[[ Exercise input open ]]

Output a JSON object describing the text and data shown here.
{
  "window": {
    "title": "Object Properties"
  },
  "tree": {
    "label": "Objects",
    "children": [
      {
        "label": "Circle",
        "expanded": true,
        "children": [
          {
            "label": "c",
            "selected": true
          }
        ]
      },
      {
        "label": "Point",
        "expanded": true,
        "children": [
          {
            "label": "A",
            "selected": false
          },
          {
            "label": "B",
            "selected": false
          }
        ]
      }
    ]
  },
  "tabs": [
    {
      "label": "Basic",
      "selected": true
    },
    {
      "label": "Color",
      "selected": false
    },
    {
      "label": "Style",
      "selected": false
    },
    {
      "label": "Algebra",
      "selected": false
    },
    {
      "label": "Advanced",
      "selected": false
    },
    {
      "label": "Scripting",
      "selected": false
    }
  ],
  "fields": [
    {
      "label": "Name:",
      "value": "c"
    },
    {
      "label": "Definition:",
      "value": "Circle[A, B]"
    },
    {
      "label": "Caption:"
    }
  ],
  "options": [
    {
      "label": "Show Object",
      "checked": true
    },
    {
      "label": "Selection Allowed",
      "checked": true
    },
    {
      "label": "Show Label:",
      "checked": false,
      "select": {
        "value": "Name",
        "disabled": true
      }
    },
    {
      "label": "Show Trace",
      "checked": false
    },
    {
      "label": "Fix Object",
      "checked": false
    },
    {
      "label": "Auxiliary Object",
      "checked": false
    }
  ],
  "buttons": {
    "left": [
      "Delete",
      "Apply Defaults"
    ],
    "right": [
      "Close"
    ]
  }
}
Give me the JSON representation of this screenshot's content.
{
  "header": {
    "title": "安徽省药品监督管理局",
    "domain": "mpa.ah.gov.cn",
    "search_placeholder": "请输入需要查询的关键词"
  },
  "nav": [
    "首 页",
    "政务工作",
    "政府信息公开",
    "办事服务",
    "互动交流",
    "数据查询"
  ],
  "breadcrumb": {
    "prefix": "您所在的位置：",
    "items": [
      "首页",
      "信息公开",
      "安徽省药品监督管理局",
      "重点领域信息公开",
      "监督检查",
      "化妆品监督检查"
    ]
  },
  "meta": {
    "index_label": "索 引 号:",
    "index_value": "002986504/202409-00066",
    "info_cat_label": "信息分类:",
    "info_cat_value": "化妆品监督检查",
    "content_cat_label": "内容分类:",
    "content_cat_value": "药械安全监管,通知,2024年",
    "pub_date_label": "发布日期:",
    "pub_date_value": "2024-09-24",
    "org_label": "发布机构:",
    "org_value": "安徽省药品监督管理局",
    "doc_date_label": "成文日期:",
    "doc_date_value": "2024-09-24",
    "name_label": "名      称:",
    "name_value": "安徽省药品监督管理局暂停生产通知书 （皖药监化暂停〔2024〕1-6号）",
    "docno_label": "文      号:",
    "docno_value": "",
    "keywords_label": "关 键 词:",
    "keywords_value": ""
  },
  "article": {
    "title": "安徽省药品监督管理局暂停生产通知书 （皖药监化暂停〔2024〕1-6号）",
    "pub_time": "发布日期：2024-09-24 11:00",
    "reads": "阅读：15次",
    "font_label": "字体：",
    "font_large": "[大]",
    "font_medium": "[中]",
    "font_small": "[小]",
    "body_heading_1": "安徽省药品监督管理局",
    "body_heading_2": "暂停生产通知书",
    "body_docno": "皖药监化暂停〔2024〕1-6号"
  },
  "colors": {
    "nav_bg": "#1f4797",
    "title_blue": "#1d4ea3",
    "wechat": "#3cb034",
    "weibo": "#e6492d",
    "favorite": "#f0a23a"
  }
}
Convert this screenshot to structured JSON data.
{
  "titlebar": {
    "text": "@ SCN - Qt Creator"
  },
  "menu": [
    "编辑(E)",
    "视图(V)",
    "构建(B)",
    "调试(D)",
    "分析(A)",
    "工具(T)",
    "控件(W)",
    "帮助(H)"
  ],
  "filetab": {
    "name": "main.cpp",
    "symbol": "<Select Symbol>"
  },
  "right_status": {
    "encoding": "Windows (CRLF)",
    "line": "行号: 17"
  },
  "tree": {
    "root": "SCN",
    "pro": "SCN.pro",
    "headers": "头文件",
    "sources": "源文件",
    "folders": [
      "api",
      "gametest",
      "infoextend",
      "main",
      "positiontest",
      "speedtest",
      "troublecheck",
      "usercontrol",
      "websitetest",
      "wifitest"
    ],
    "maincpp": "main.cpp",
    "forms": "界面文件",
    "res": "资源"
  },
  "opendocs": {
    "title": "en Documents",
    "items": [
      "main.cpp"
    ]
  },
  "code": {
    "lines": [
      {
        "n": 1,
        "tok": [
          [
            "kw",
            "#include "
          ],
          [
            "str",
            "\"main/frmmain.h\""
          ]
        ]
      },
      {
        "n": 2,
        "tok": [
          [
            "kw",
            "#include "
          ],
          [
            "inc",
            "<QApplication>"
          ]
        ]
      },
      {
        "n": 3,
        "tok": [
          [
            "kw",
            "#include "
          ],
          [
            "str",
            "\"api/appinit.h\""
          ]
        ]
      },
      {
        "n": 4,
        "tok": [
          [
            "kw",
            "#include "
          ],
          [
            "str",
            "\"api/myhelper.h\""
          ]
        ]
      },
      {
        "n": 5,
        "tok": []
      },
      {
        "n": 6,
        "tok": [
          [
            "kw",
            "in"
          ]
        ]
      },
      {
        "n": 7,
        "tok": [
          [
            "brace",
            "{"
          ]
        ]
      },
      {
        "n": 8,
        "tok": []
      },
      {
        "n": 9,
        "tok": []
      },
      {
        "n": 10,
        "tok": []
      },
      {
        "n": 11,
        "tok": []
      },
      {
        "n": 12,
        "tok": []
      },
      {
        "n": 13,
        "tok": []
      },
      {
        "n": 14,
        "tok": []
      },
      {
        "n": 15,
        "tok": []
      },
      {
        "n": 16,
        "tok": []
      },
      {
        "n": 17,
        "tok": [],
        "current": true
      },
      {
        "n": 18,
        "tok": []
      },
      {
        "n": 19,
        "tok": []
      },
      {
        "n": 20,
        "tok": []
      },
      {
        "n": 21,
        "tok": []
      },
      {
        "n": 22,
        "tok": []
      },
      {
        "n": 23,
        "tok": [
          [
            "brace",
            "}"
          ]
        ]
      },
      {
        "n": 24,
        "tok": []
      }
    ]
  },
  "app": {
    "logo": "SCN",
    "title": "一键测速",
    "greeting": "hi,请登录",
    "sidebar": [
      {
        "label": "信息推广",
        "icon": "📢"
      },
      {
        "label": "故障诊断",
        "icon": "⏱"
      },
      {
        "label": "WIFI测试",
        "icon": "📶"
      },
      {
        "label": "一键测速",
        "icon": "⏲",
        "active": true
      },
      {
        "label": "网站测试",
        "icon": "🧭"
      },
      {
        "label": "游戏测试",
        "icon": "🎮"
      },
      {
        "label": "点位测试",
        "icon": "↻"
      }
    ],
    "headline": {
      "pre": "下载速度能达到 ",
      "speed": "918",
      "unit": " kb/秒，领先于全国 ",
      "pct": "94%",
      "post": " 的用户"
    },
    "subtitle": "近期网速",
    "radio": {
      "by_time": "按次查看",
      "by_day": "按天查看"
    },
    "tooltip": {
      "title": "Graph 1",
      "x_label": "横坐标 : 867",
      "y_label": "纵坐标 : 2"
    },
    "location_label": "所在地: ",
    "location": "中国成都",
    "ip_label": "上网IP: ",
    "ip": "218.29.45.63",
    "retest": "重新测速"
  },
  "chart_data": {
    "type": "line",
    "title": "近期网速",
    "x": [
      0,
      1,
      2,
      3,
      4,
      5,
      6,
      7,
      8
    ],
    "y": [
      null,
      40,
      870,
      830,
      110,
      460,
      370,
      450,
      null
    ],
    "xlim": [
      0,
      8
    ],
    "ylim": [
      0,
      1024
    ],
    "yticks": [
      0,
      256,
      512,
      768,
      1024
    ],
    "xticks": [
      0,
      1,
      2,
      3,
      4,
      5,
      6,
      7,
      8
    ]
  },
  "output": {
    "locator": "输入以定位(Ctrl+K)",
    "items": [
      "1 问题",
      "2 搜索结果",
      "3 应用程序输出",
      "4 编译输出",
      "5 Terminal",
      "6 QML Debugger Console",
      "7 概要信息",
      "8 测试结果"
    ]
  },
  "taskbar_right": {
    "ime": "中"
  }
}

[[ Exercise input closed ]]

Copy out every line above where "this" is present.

Response:
Give me the JSON representation of this screenshot's content.
Convert this screenshot to structured JSON data.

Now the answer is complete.